*** SUPPLIED MATERIAL ***
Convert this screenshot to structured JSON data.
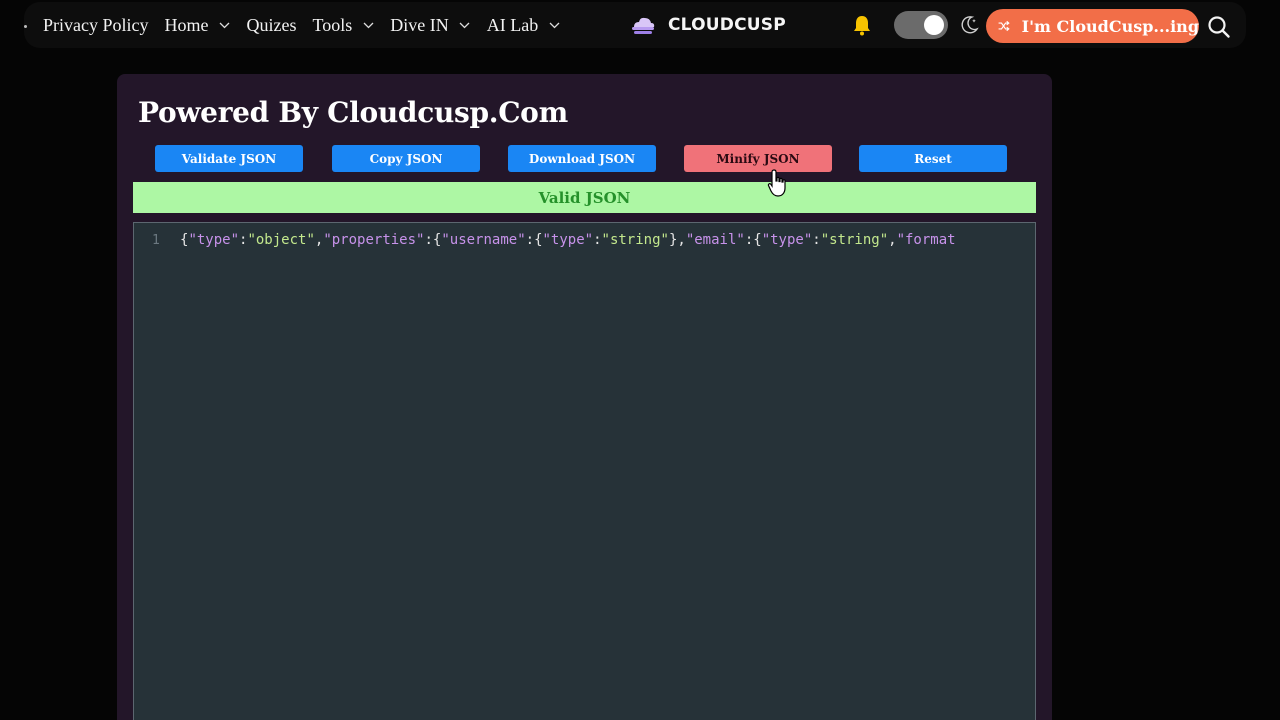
{
  "nav": {
    "items": [
      {
        "label": "Privacy Policy",
        "has_dropdown": false
      },
      {
        "label": "Home",
        "has_dropdown": true
      },
      {
        "label": "Quizes",
        "has_dropdown": false
      },
      {
        "label": "Tools",
        "has_dropdown": true
      },
      {
        "label": "Dive IN",
        "has_dropdown": true
      },
      {
        "label": "AI Lab",
        "has_dropdown": true
      }
    ],
    "brand": "CLOUDCUSP",
    "cta_label": "I'm CloudCusp...ing",
    "icons": [
      "cloud-logo-icon",
      "bell-icon",
      "theme-toggle",
      "moon-icon",
      "shuffle-icon",
      "search-icon"
    ],
    "theme_dark": true
  },
  "page": {
    "title": "Powered By Cloudcusp.Com"
  },
  "toolbar": {
    "validate_label": "Validate JSON",
    "copy_label": "Copy JSON",
    "download_label": "Download JSON",
    "minify_label": "Minify JSON",
    "reset_label": "Reset"
  },
  "status": {
    "text": "Valid JSON",
    "color": "#25912a",
    "background": "#adf7a4"
  },
  "editor": {
    "line_number": "1",
    "tokens": [
      {
        "t": "pun",
        "v": "{"
      },
      {
        "t": "key",
        "v": "\"type\""
      },
      {
        "t": "pun",
        "v": ":"
      },
      {
        "t": "str",
        "v": "\"object\""
      },
      {
        "t": "pun",
        "v": ","
      },
      {
        "t": "key",
        "v": "\"properties\""
      },
      {
        "t": "pun",
        "v": ":{"
      },
      {
        "t": "key",
        "v": "\"username\""
      },
      {
        "t": "pun",
        "v": ":{"
      },
      {
        "t": "key",
        "v": "\"type\""
      },
      {
        "t": "pun",
        "v": ":"
      },
      {
        "t": "str",
        "v": "\"string\""
      },
      {
        "t": "pun",
        "v": "},"
      },
      {
        "t": "key",
        "v": "\"email\""
      },
      {
        "t": "pun",
        "v": ":{"
      },
      {
        "t": "key",
        "v": "\"type\""
      },
      {
        "t": "pun",
        "v": ":"
      },
      {
        "t": "str",
        "v": "\"string\""
      },
      {
        "t": "pun",
        "v": ","
      },
      {
        "t": "key",
        "v": "\"format"
      }
    ]
  },
  "colors": {
    "accent_blue": "#1a86f4",
    "minify_red": "#f07279",
    "cta_orange": "#f26e48",
    "card_bg": "#231629",
    "editor_bg": "#263238"
  }
}
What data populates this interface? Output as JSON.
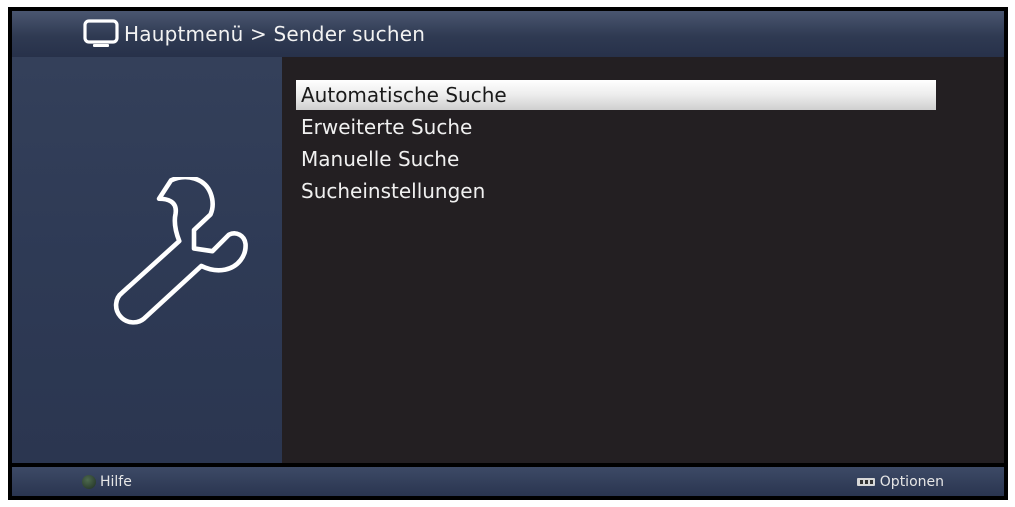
{
  "header": {
    "icon": "tv-icon",
    "breadcrumb": "Hauptmenü > Sender suchen"
  },
  "sidebar": {
    "icon": "wrench-icon"
  },
  "menu": {
    "items": [
      {
        "label": "Automatische Suche",
        "selected": true
      },
      {
        "label": "Erweiterte Suche",
        "selected": false
      },
      {
        "label": "Manuelle Suche",
        "selected": false
      },
      {
        "label": "Sucheinstellungen",
        "selected": false
      }
    ]
  },
  "footer": {
    "help": {
      "icon": "green-button-icon",
      "label": "Hilfe"
    },
    "options": {
      "icon": "option-key-icon",
      "label": "Optionen"
    }
  },
  "colors": {
    "header": "#2f3a52",
    "sidebar": "#2e3a55",
    "main": "#231f22",
    "selection": "#ececec"
  }
}
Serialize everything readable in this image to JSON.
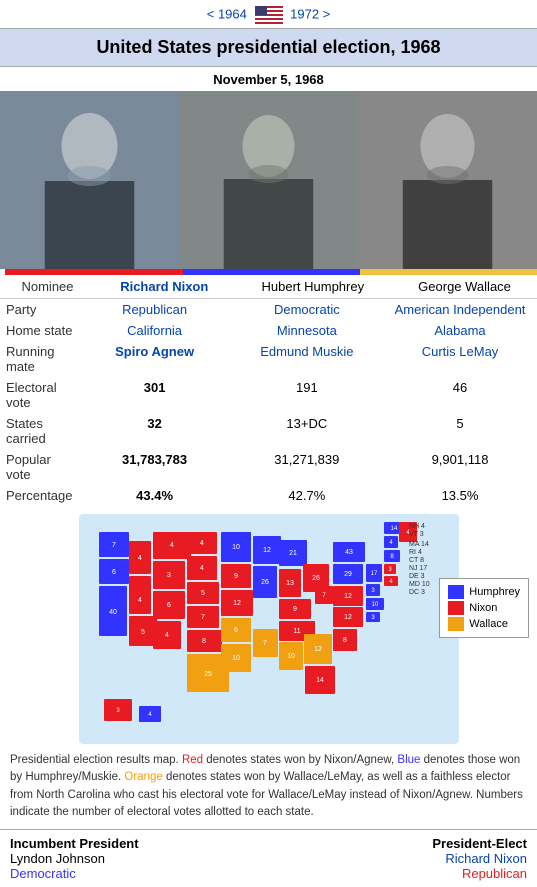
{
  "nav": {
    "prev_year": "1964",
    "next_year": "1972",
    "prev_label": "< 1964",
    "next_label": "1972 >"
  },
  "header": {
    "title": "United States presidential election, 1968",
    "date": "November 5, 1968"
  },
  "candidates": [
    {
      "name": "Richard Nixon",
      "party": "Republican",
      "home_state": "California",
      "running_mate": "Spiro Agnew",
      "electoral_vote": "301",
      "states_carried": "32",
      "popular_vote": "31,783,783",
      "percentage": "43.4%",
      "photo_label": "Nixon",
      "column": "nixon"
    },
    {
      "name": "Hubert Humphrey",
      "party": "Democratic",
      "home_state": "Minnesota",
      "running_mate": "Edmund Muskie",
      "electoral_vote": "191",
      "states_carried": "13+DC",
      "popular_vote": "31,271,839",
      "percentage": "42.7%",
      "photo_label": "Humphrey",
      "column": "humphrey"
    },
    {
      "name": "George Wallace",
      "party": "American Independent",
      "home_state": "Alabama",
      "running_mate": "Curtis LeMay",
      "electoral_vote": "46",
      "states_carried": "5",
      "popular_vote": "9,901,118",
      "percentage": "13.5%",
      "photo_label": "Wallace",
      "column": "wallace"
    }
  ],
  "info_rows": {
    "nominee_label": "Nominee",
    "party_label": "Party",
    "home_state_label": "Home state",
    "running_mate_label": "Running mate",
    "electoral_vote_label": "Electoral vote",
    "states_carried_label": "States carried",
    "popular_vote_label": "Popular vote",
    "percentage_label": "Percentage"
  },
  "map": {
    "legend": [
      {
        "label": "Humphrey",
        "color": "#3333FF"
      },
      {
        "label": "Nixon",
        "color": "#E81B23"
      },
      {
        "label": "Wallace",
        "color": "#F0A010"
      }
    ],
    "caption": "Presidential election results map. Red denotes states won by Nixon/Agnew, Blue denotes those won by Humphrey/Muskie. Orange denotes states won by Wallace/LeMay, as well as a faithless elector from North Carolina who cast his electoral vote for Wallace/LeMay instead of Nixon/Agnew. Numbers indicate the number of electoral votes allotted to each state."
  },
  "bottom": {
    "incumbent_label": "Incumbent President",
    "incumbent_name": "Lyndon Johnson",
    "incumbent_party": "Democratic",
    "elect_label": "President-Elect",
    "elect_name": "Richard Nixon",
    "elect_party": "Republican"
  }
}
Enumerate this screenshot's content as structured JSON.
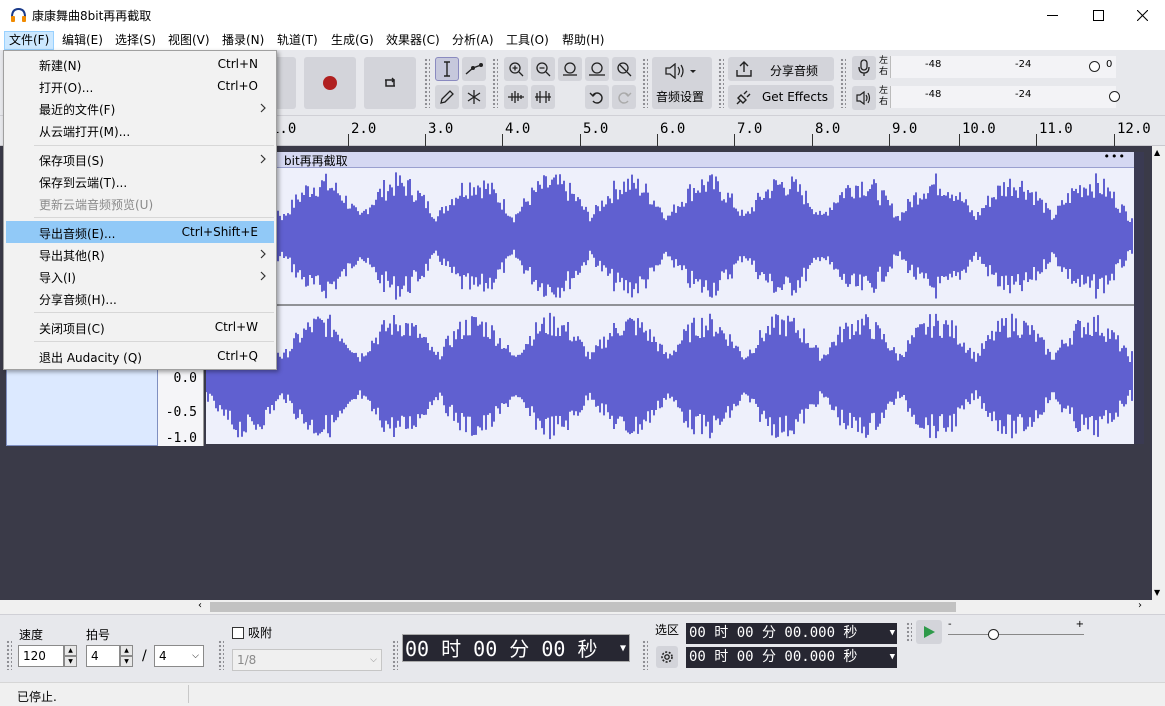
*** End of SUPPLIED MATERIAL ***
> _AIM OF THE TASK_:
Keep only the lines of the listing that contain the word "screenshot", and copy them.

> _RESPONSE TO THIS TASK_:
Convert this screenshot to structured JSON data.
Enumerate this screenshot's content as structured JSON.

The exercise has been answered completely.